After recovering, I went back to my own hospital and was put on a maintenance dose of antibiotics. My oncologist worked together with him and decided I couldn’t go through another bout of that. I now have extracorporeal photochemotherapy (ECP) every two weeks in Bristol Royal Infirmary, which involves putting me on a machine and taking blood out and then exposing the white blood cells to UV light, in the hope to sort out the GVHD reaction and therefore get me off the immunosuppressant drugs. The doctor has been quite pleased with my progress and has put me down to once a month. What was 90g in morning and evening is now down to 70/80, which is a big improvement and is gradually getting better.

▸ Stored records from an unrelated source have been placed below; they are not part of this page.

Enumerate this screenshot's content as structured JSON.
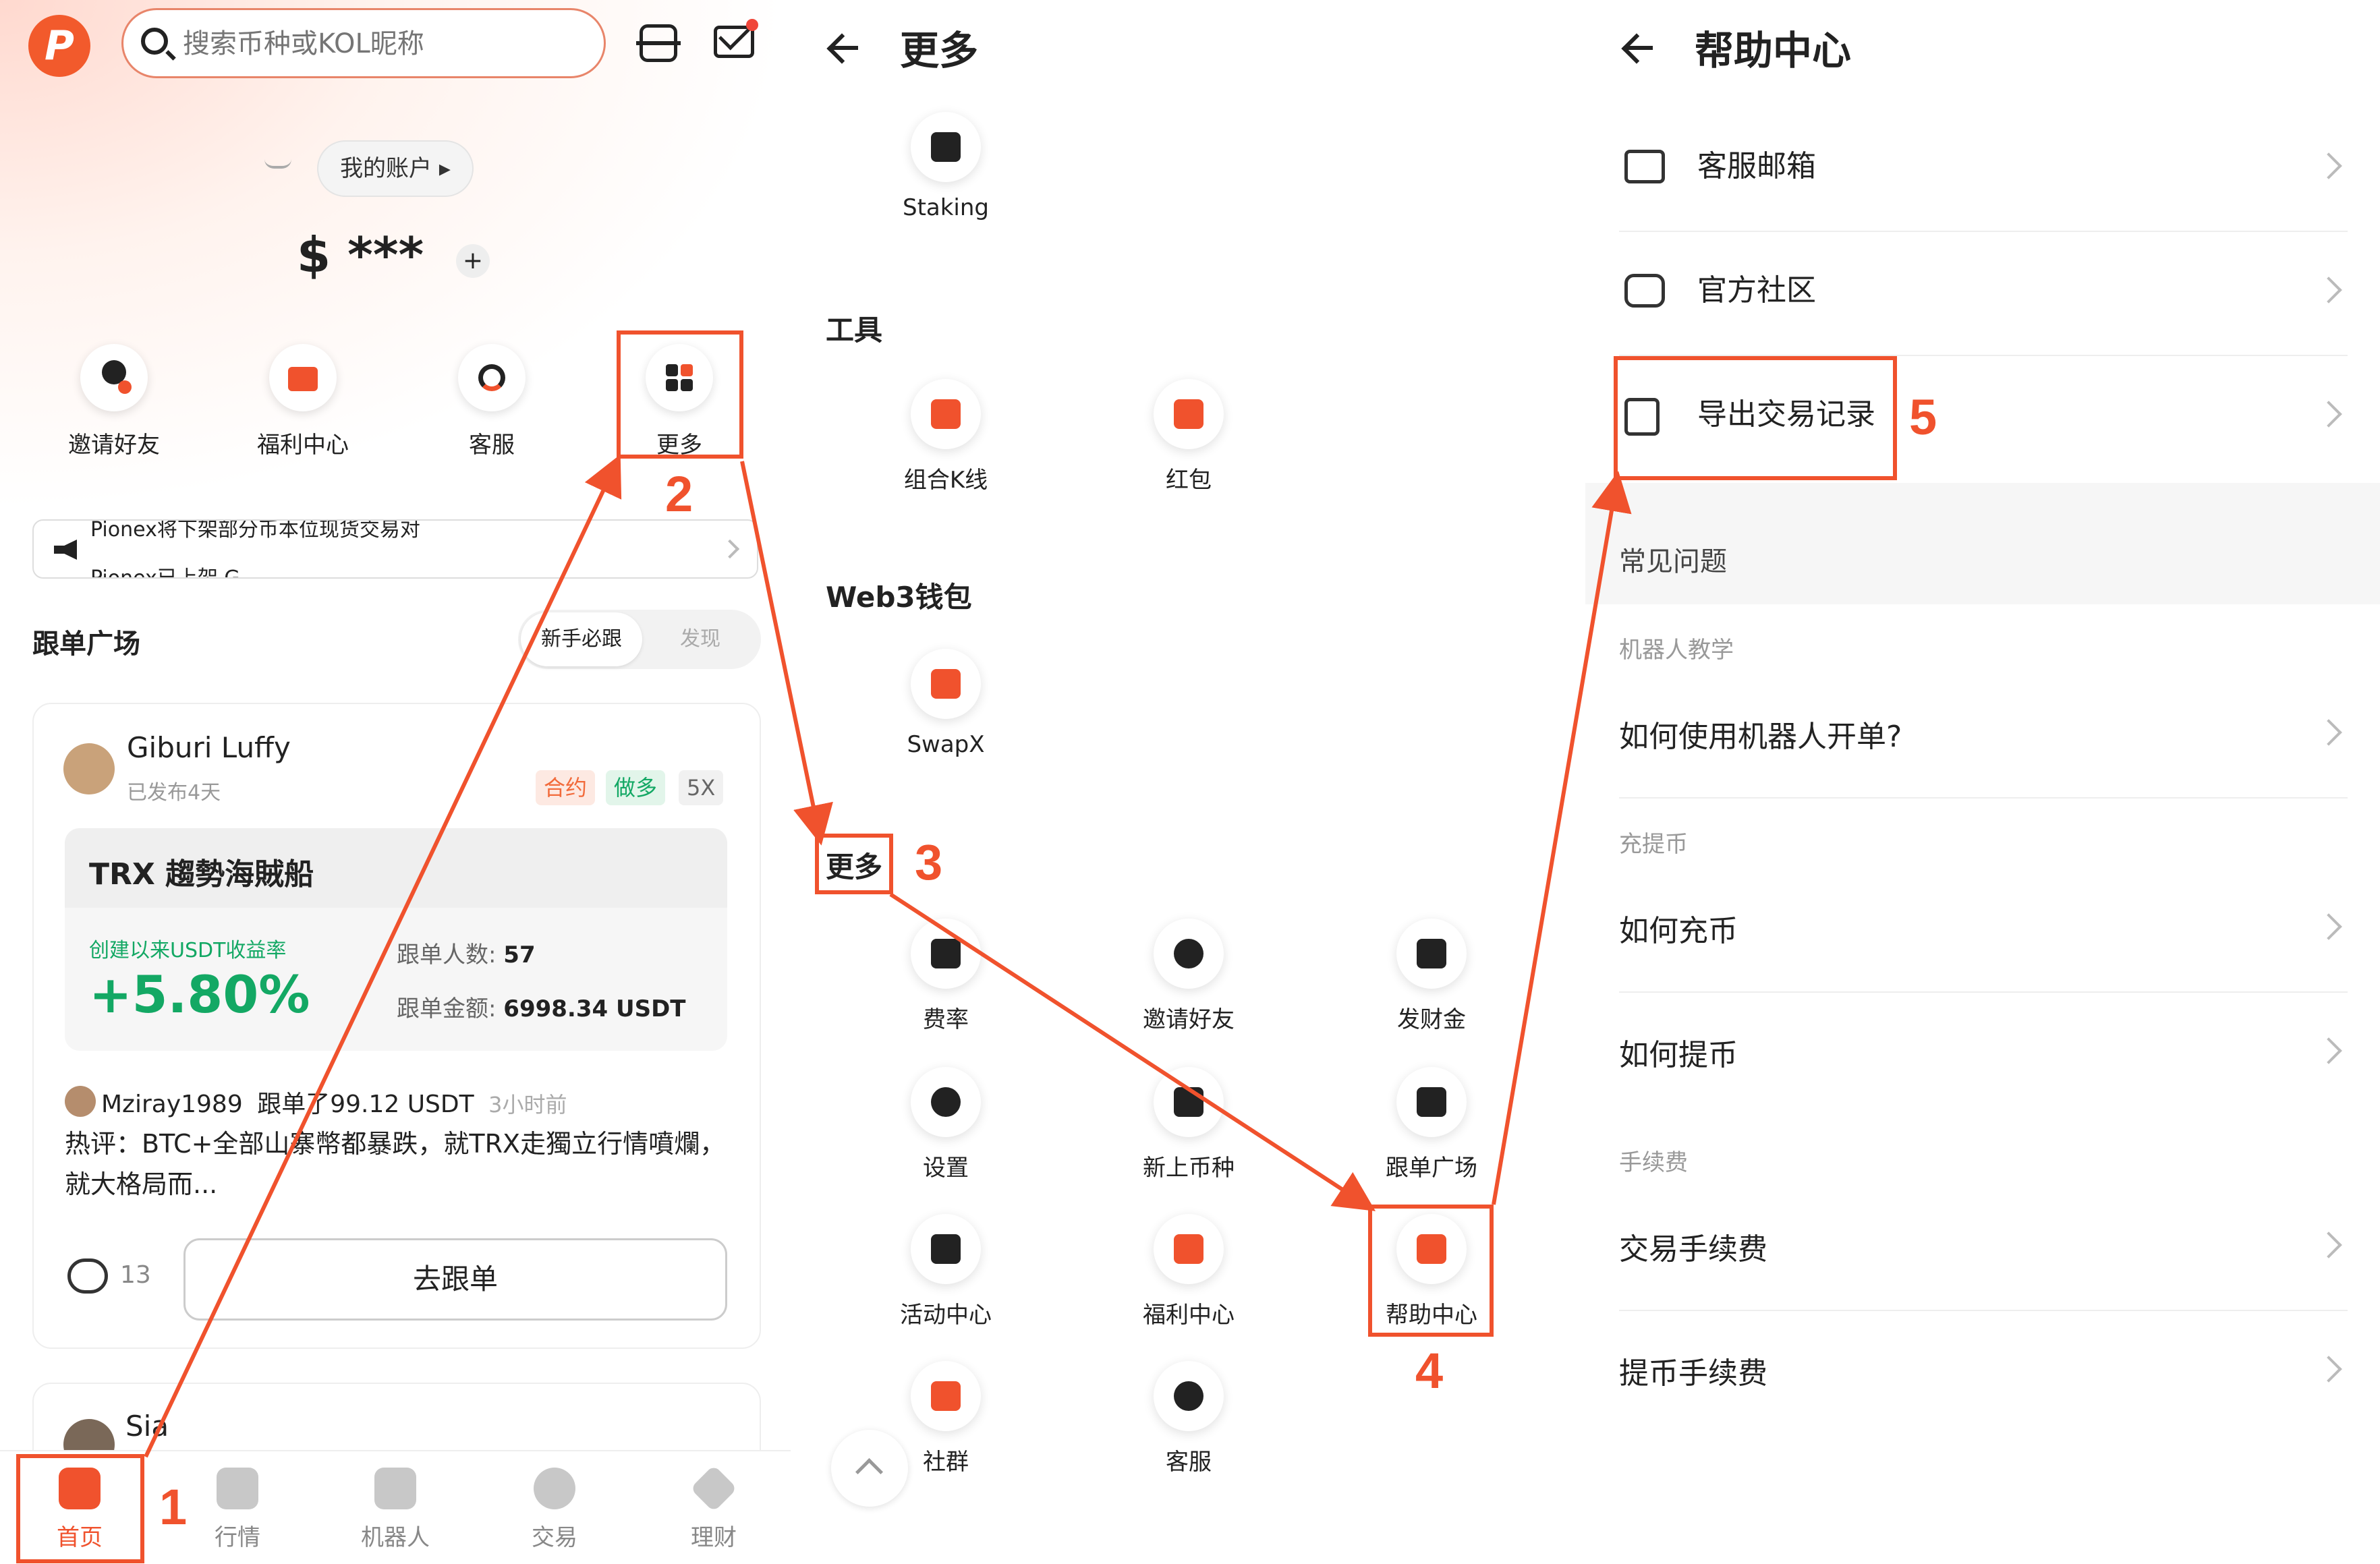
{
  "panel1": {
    "search_placeholder": "搜索币种或KOL昵称",
    "account_label": "我的账户 ▸",
    "balance_masked": "$ ***",
    "balance_plus": "+",
    "quick_actions": [
      "邀请好友",
      "福利中心",
      "客服",
      "更多"
    ],
    "notice_lines": [
      "Pionex将下架部分币本位现货交易对",
      "Pionex已上架 G"
    ],
    "copy_section_title": "跟单广场",
    "segment_active": "新手必跟",
    "segment_inactive": "发现",
    "card": {
      "author": "Giburi Luffy",
      "posted": "已发布4天",
      "tags": [
        "合约",
        "做多",
        "5X"
      ],
      "strategy": "TRX 趨勢海賊船",
      "roi_label": "创建以来USDT收益率",
      "roi_value": "+5.80%",
      "followers_label": "跟单人数:",
      "followers_value": "57",
      "amount_label": "跟单金额:",
      "amount_value": "6998.34 USDT",
      "follower_name": "Mziray1989",
      "follower_action": "跟单了99.12 USDT",
      "follower_time": "3小时前",
      "comment": "热评：BTC+全部山寨幣都暴跌，就TRX走獨立行情噴爛，就大格局而...",
      "comment_count": "13",
      "follow_button": "去跟单"
    },
    "card2_author": "Sia",
    "tabs": [
      "首页",
      "行情",
      "机器人",
      "交易",
      "理财"
    ]
  },
  "panel2": {
    "title": "更多",
    "staking": "Staking",
    "group_tools": "工具",
    "tools": [
      "组合K线",
      "红包"
    ],
    "group_web3": "Web3钱包",
    "web3": [
      "SwapX"
    ],
    "group_more": "更多",
    "more": [
      "费率",
      "邀请好友",
      "发财金",
      "设置",
      "新上币种",
      "跟单广场",
      "活动中心",
      "福利中心",
      "帮助中心",
      "社群",
      "客服"
    ]
  },
  "panel3": {
    "title": "帮助中心",
    "rows": [
      "客服邮箱",
      "官方社区",
      "导出交易记录"
    ],
    "faq_title": "常见问题",
    "cat_bot": "机器人教学",
    "q_bot": "如何使用机器人开单?",
    "cat_deposit": "充提币",
    "q_deposit": "如何充币",
    "q_withdraw": "如何提币",
    "cat_fee": "手续费",
    "q_trade_fee": "交易手续费",
    "q_withdraw_fee": "提币手续费"
  },
  "steps": [
    "1",
    "2",
    "3",
    "4",
    "5"
  ],
  "colors": {
    "accent": "#f0522d",
    "profit": "#13a864",
    "tag_contract": "#f26a3a",
    "tag_long": "#13a864"
  }
}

I also don’t go abroad much for obvious reasons. My husband normally books a holiday home and we can take our dogs with us. I’ve got to be careful going out because I can pick up infections. I think when I’m out with people who don’t know me, that’s when I’m at my happiest. When I go into Bristol Hospital for my ECP, I’m happy then because I’m meeting people who are in the same situation as me and understand exactly what I need. I don’t want pity or to be felt sorry for. There is still a stigma around cancer in general. People don’t know what to say to you. It’s not that they are trying to be nasty or anything, they are more scared than us. But ignoring us is probably the worst thing you can do. Friends become strangers and strangers become friends. I’m still the same person, but they don’t see me as that same person anymore. Instead, they see me as some fragile person, and I’m so very not that.
All this time that has passed, I’m lucky to be alive. I saw my daughter get married in 2015. She has now got a lovely baby and I’ve also got another little granddaughter from my son. I don’t really need anything else or anybody else, I’ve got my own family, my husband, my children and my grandchildren and they are the ones that support me totally. I am so happy and grateful to be alive today and see the things I thought I wouldn’t get a chance to see.